2. Sift onto Parchment Paper
- Prepare your parchment paper on a flat surface.
- Hold the sifter over the parchment paper.
- Pour the flour into the sifter.
- Gently tap the sifter to Sift the flour onto the parchment paper.
- Repeat the process if necessary.
In the 19th century, the invention of the flour sifter revolutionized baking by ensuring finer, lump-free flour for delicate cakes and pastries. This simple yet crucial tool has remained a staple in kitchens worldwide, preserving the art of sifting and enhancing the texture of baked goods.
3. Tap the Sifter Gently
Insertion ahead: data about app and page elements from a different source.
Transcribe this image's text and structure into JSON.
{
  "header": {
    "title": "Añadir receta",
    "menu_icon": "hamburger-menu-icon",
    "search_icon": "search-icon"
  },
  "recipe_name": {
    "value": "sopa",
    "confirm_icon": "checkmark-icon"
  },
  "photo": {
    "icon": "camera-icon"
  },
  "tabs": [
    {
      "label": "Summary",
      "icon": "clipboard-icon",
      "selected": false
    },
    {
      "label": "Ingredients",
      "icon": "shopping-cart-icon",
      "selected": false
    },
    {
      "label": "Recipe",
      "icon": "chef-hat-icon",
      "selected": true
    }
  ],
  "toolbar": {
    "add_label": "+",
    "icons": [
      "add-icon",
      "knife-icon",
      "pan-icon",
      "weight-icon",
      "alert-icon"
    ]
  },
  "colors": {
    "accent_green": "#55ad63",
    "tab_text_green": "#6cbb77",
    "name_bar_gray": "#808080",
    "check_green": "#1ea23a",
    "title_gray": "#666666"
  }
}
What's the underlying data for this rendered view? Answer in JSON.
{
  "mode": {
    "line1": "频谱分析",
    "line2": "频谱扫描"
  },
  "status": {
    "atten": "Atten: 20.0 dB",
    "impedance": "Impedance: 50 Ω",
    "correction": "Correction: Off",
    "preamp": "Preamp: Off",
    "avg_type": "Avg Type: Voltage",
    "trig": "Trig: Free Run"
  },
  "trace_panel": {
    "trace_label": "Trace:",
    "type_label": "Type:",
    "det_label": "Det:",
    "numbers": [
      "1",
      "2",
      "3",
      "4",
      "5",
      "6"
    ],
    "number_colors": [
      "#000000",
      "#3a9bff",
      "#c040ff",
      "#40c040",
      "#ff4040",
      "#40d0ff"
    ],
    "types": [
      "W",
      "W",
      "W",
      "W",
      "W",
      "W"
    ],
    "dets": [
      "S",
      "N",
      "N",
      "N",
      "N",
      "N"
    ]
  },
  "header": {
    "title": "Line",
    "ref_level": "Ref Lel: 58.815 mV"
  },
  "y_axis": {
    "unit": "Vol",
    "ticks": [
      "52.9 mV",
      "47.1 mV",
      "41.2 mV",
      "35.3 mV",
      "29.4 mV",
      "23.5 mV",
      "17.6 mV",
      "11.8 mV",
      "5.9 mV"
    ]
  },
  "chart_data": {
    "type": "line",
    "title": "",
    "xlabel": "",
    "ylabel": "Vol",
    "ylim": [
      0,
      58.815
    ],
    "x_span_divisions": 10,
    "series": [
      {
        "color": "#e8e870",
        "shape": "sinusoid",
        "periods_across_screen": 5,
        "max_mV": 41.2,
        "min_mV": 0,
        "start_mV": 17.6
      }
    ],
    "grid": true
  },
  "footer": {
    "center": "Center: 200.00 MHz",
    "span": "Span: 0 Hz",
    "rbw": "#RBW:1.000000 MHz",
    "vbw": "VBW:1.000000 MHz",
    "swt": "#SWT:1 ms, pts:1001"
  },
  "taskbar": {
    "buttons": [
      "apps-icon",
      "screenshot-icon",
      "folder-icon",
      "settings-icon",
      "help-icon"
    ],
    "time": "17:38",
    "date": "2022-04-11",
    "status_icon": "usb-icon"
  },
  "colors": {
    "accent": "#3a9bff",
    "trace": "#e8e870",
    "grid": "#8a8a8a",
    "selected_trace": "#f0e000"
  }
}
- Hold the sifter over the bowl of flour.
- Gently tap the side of the sifter with one hand while supporting the sifter with the other.
- Continue tapping gently until all the flour has passed through the mesh.
- If there are any lumps left in the sifter, gently press them through with the back of a spoon.
Once, a pastry chef forgot to tap the sifter gently when preparing a cake, resulting in a dense texture. Learning from the mistake, the chef made sure to tap the sifter gently in subsequent bakes, achieving a light and airy consistency.
4. Repeat if Necessary
- Measure the ingredients correctly.
- Sift the flour onto parchment paper.
- Tap the sifter gently.
- Repeat the sifting process if necessary.
Fact: Sifting flour multiple times helps in aerating the flour, resulting in lighter and fluffier baked goods.
Frequently Asked Questions
What Does Sifting Mean?
Sifting means to separate or sort through a substance or mixture, typically by passing it through a sieve or mesh.
What is the purpose of sifting?
The purpose of sifting is to remove any particles or impurities from a substance, creating a smoother and more refined texture.
What tools are commonly used for sifting?
Sieves, colanders, and screens are commonly used for sifting, depending on the size and consistency of the substance being sifted.
What types of substances can be sifted?
Flour, sugar, powders, grains, and other dry ingredients are commonly sifted to remove lumps and create a smoother consistency.
Is sifting necessary for all recipes?
No, sifting is not necessary for all recipes. It is typically used for recipes that require a fine and smooth texture, such as cakes and pastries.
Are there any benefits to sifting ingredients?
Yes, sifting ingredients can help aerate and evenly distribute dry ingredients, resulting in a lighter and fluffier texture in baked goods.